● EXERCISE REQUIREMENTS
Type the records out again in full, exactly.

== Segment start ==

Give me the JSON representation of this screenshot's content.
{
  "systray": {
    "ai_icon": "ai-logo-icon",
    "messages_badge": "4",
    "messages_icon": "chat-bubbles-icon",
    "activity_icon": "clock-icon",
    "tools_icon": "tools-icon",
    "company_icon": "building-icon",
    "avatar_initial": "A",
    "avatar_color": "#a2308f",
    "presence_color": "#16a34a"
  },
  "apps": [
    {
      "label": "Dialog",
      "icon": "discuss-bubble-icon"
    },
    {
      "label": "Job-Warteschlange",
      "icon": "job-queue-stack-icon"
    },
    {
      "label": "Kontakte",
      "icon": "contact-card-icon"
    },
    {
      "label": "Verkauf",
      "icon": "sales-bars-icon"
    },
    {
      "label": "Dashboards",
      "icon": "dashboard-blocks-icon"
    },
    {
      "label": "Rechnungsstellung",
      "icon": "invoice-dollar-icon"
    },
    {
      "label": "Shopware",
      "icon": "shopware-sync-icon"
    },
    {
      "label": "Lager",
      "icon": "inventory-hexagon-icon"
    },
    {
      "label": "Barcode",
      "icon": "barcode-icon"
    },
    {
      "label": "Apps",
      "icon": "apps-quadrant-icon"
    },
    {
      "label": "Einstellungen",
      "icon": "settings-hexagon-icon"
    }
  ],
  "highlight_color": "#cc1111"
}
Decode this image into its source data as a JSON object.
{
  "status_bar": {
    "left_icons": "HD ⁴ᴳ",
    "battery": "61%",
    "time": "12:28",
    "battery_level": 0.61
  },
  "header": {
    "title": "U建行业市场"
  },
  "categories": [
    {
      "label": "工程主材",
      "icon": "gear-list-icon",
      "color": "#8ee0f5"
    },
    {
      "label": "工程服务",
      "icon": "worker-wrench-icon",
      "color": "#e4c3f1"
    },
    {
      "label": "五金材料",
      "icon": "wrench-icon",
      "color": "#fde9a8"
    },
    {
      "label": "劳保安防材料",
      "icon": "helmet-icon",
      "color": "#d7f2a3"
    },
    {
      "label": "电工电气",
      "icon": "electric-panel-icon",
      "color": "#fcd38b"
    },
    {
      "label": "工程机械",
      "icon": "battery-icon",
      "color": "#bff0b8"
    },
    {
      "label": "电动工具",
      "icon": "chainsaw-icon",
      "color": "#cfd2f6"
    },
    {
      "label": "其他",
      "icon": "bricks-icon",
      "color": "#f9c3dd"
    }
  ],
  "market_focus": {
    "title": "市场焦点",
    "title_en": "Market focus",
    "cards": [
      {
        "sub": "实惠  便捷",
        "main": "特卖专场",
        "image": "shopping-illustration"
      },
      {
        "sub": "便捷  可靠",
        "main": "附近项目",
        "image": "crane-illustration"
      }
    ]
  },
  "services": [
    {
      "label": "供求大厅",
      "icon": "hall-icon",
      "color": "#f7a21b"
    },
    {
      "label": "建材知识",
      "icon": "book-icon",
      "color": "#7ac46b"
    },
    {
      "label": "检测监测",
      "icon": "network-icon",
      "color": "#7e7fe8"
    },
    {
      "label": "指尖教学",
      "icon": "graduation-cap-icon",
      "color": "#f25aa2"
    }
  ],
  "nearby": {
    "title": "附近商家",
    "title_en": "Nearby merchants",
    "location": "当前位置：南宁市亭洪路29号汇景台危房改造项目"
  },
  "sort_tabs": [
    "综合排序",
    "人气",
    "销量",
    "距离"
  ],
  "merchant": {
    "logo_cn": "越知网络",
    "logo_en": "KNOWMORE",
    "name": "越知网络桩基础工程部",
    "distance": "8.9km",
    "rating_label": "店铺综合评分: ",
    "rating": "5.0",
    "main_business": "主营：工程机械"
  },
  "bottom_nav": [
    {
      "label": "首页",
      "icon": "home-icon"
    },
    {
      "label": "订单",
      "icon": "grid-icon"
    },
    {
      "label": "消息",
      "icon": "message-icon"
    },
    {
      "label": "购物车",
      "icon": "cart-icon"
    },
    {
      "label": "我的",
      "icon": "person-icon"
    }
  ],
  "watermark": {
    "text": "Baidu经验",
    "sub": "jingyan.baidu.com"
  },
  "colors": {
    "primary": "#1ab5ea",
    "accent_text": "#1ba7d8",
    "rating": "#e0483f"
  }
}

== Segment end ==

● ANSWER SPACE
Give me the JSON representation of this screenshot's content.
{
  "systray": {
    "ai_icon": "ai-logo-icon",
    "messages_badge": "4",
    "messages_icon": "chat-bubbles-icon",
    "activity_icon": "clock-icon",
    "tools_icon": "tools-icon",
    "company_icon": "building-icon",
    "avatar_initial": "A",
    "avatar_color": "#a2308f",
    "presence_color": "#16a34a"
  },
  "apps": [
    {
      "label": "Dialog",
      "icon": "discuss-bubble-icon"
    },
    {
      "label": "Job-Warteschlange",
      "icon": "job-queue-stack-icon"
    },
    {
      "label": "Kontakte",
      "icon": "contact-card-icon"
    },
    {
      "label": "Verkauf",
      "icon": "sales-bars-icon"
    },
    {
      "label": "Dashboards",
      "icon": "dashboard-blocks-icon"
    },
    {
      "label": "Rechnungsstellung",
      "icon": "invoice-dollar-icon"
    },
    {
      "label": "Shopware",
      "icon": "shopware-sync-icon"
    },
    {
      "label": "Lager",
      "icon": "inventory-hexagon-icon"
    },
    {
      "label": "Barcode",
      "icon": "barcode-icon"
    },
    {
      "label": "Apps",
      "icon": "apps-quadrant-icon"
    },
    {
      "label": "Einstellungen",
      "icon": "settings-hexagon-icon"
    }
  ],
  "highlight_color": "#cc1111"
}
Decode this image into its source data as a JSON object.
{
  "status_bar": {
    "left_icons": "HD ⁴ᴳ",
    "battery": "61%",
    "time": "12:28",
    "battery_level": 0.61
  },
  "header": {
    "title": "U建行业市场"
  },
  "categories": [
    {
      "label": "工程主材",
      "icon": "gear-list-icon",
      "color": "#8ee0f5"
    },
    {
      "label": "工程服务",
      "icon": "worker-wrench-icon",
      "color": "#e4c3f1"
    },
    {
      "label": "五金材料",
      "icon": "wrench-icon",
      "color": "#fde9a8"
    },
    {
      "label": "劳保安防材料",
      "icon": "helmet-icon",
      "color": "#d7f2a3"
    },
    {
      "label": "电工电气",
      "icon": "electric-panel-icon",
      "color": "#fcd38b"
    },
    {
      "label": "工程机械",
      "icon": "battery-icon",
      "color": "#bff0b8"
    },
    {
      "label": "电动工具",
      "icon": "chainsaw-icon",
      "color": "#cfd2f6"
    },
    {
      "label": "其他",
      "icon": "bricks-icon",
      "color": "#f9c3dd"
    }
  ],
  "market_focus": {
    "title": "市场焦点",
    "title_en": "Market focus",
    "cards": [
      {
        "sub": "实惠  便捷",
        "main": "特卖专场",
        "image": "shopping-illustration"
      },
      {
        "sub": "便捷  可靠",
        "main": "附近项目",
        "image": "crane-illustration"
      }
    ]
  },
  "services": [
    {
      "label": "供求大厅",
      "icon": "hall-icon",
      "color": "#f7a21b"
    },
    {
      "label": "建材知识",
      "icon": "book-icon",
      "color": "#7ac46b"
    },
    {
      "label": "检测监测",
      "icon": "network-icon",
      "color": "#7e7fe8"
    },
    {
      "label": "指尖教学",
      "icon": "graduation-cap-icon",
      "color": "#f25aa2"
    }
  ],
  "nearby": {
    "title": "附近商家",
    "title_en": "Nearby merchants",
    "location": "当前位置：南宁市亭洪路29号汇景台危房改造项目"
  },
  "sort_tabs": [
    "综合排序",
    "人气",
    "销量",
    "距离"
  ],
  "merchant": {
    "logo_cn": "越知网络",
    "logo_en": "KNOWMORE",
    "name": "越知网络桩基础工程部",
    "distance": "8.9km",
    "rating_label": "店铺综合评分: ",
    "rating": "5.0",
    "main_business": "主营：工程机械"
  },
  "bottom_nav": [
    {
      "label": "首页",
      "icon": "home-icon"
    },
    {
      "label": "订单",
      "icon": "grid-icon"
    },
    {
      "label": "消息",
      "icon": "message-icon"
    },
    {
      "label": "购物车",
      "icon": "cart-icon"
    },
    {
      "label": "我的",
      "icon": "person-icon"
    }
  ],
  "watermark": {
    "text": "Baidu经验",
    "sub": "jingyan.baidu.com"
  },
  "colors": {
    "primary": "#1ab5ea",
    "accent_text": "#1ba7d8",
    "rating": "#e0483f"
  }
}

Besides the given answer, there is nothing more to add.